Start of Block

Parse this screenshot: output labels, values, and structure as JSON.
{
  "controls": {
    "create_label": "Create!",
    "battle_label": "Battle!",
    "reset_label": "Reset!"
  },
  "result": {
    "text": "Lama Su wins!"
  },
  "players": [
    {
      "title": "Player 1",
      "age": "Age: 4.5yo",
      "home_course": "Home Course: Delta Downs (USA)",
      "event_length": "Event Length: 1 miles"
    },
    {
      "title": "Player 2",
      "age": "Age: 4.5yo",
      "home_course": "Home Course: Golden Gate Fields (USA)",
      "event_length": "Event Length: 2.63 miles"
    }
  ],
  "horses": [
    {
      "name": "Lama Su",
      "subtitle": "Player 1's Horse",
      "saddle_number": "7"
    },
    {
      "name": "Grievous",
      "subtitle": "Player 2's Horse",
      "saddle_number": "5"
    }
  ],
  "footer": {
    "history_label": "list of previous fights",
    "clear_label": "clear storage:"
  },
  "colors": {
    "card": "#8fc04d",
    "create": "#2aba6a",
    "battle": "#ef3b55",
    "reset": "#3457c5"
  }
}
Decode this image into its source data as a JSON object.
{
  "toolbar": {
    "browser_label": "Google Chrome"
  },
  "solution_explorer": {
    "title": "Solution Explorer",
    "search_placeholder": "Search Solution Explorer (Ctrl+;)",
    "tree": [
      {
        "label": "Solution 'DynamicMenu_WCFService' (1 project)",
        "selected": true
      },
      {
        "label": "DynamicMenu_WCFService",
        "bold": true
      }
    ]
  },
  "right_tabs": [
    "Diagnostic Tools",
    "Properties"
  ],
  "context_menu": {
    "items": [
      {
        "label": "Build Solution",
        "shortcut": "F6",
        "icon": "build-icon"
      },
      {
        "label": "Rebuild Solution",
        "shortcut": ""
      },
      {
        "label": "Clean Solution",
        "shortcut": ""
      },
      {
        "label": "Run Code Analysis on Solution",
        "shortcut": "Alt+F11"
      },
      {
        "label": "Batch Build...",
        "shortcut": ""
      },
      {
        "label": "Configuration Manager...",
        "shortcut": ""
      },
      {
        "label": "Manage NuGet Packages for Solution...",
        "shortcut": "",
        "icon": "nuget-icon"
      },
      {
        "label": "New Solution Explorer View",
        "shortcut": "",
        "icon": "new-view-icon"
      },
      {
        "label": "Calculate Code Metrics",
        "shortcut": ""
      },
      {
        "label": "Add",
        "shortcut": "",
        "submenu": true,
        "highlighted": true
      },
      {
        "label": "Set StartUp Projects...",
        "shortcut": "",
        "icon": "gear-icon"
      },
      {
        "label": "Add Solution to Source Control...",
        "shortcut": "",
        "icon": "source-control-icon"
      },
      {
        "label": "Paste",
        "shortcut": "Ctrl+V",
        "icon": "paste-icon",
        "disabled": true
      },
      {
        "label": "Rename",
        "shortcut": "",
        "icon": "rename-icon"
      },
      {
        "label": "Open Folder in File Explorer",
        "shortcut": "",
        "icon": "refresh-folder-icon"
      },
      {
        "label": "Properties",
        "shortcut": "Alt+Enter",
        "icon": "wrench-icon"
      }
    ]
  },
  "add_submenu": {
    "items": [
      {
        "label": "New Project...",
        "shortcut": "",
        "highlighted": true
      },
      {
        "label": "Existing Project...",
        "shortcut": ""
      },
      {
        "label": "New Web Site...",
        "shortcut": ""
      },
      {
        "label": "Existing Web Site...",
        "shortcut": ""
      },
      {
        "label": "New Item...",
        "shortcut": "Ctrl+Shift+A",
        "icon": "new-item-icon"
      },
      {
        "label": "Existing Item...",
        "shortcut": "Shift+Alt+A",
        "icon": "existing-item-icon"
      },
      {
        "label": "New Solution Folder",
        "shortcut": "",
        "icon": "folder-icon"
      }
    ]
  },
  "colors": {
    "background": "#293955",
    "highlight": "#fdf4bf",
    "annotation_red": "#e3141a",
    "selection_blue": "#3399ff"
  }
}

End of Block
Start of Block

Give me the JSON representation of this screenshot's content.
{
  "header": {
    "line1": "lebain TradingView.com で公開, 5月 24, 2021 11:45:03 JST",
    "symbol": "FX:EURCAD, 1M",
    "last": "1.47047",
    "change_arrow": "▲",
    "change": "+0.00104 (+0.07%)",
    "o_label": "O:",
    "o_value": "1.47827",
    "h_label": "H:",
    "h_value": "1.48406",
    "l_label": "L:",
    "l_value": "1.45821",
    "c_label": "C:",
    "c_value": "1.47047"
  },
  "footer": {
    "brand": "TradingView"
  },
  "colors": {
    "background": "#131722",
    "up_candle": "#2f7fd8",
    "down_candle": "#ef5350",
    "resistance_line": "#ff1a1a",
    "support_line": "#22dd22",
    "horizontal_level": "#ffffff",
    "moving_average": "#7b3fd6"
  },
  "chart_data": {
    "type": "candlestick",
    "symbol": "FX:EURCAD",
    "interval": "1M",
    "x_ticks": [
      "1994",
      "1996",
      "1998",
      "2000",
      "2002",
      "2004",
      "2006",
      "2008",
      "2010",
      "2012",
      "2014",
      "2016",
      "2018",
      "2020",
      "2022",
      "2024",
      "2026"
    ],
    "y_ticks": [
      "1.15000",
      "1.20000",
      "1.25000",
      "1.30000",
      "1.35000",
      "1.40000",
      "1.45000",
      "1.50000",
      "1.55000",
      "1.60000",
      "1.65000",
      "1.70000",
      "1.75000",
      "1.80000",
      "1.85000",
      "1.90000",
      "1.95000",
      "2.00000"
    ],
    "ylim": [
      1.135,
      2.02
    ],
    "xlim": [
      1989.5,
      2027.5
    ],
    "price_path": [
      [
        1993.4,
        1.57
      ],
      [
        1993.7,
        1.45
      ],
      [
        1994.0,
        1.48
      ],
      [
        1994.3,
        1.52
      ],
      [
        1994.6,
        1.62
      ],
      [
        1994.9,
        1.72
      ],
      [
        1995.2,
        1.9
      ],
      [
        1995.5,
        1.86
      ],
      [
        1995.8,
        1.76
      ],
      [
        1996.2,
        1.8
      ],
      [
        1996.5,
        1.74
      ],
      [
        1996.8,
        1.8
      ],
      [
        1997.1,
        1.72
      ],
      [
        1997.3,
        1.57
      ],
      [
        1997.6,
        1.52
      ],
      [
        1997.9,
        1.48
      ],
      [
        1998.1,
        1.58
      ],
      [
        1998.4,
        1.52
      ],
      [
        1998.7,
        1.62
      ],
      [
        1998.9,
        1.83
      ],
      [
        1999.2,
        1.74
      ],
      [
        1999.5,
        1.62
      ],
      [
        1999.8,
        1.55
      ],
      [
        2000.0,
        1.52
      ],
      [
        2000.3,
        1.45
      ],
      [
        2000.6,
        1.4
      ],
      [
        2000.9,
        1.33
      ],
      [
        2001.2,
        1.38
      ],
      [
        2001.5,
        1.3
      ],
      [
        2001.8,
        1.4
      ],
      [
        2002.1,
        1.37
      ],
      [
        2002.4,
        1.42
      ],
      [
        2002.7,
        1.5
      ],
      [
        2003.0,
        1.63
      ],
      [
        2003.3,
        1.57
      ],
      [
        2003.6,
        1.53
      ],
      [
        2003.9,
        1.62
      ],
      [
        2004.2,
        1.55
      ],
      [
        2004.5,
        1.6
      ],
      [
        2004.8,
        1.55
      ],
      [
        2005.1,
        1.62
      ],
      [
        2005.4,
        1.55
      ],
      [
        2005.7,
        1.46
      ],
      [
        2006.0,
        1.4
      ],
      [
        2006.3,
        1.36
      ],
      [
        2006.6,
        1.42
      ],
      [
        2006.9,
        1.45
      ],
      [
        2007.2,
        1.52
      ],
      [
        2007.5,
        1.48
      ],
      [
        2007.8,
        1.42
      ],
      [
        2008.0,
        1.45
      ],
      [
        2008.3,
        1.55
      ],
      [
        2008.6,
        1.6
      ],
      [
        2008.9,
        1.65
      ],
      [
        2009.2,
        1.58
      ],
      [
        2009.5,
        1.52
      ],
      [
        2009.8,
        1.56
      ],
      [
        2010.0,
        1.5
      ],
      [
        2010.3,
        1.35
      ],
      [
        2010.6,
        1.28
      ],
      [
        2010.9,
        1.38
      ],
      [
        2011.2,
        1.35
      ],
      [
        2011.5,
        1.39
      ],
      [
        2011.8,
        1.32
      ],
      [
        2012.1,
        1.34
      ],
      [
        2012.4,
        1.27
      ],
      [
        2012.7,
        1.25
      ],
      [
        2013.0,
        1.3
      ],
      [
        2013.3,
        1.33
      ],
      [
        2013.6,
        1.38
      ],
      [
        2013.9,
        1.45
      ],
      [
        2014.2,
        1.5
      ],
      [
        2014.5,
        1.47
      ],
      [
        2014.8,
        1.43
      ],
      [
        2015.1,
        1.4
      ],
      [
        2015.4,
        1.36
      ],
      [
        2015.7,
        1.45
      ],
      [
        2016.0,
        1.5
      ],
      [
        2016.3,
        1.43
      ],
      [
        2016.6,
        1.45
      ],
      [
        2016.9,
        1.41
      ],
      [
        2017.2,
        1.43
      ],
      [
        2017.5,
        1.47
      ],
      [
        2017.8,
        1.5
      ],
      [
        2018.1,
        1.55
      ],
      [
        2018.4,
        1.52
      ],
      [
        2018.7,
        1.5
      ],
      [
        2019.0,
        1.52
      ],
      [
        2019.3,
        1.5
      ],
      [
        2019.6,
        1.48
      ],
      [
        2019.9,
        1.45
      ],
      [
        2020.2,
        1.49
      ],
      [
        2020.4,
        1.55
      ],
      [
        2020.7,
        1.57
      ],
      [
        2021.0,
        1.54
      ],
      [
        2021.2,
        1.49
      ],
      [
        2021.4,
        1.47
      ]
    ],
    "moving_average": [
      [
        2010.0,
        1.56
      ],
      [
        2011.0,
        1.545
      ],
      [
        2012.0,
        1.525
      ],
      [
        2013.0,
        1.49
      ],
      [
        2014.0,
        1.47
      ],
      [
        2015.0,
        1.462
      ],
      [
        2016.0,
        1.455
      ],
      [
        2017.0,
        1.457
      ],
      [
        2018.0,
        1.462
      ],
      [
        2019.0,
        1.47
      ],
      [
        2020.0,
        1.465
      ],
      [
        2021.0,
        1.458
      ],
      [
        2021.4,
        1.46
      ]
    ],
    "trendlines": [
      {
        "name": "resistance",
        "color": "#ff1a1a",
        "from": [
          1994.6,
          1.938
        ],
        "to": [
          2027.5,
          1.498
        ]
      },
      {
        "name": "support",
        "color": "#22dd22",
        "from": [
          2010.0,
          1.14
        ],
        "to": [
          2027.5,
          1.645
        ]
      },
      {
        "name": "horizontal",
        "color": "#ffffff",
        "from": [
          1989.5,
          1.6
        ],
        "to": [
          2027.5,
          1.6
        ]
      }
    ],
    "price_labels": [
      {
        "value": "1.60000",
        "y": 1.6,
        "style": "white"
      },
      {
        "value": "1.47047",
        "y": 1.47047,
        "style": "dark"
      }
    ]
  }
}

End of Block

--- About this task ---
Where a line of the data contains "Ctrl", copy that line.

--- Result ---
    "search_placeholder": "Search Solution Explorer (Ctrl+;)",
        "shortcut": "Ctrl+V",
        "shortcut": "Ctrl+Shift+A",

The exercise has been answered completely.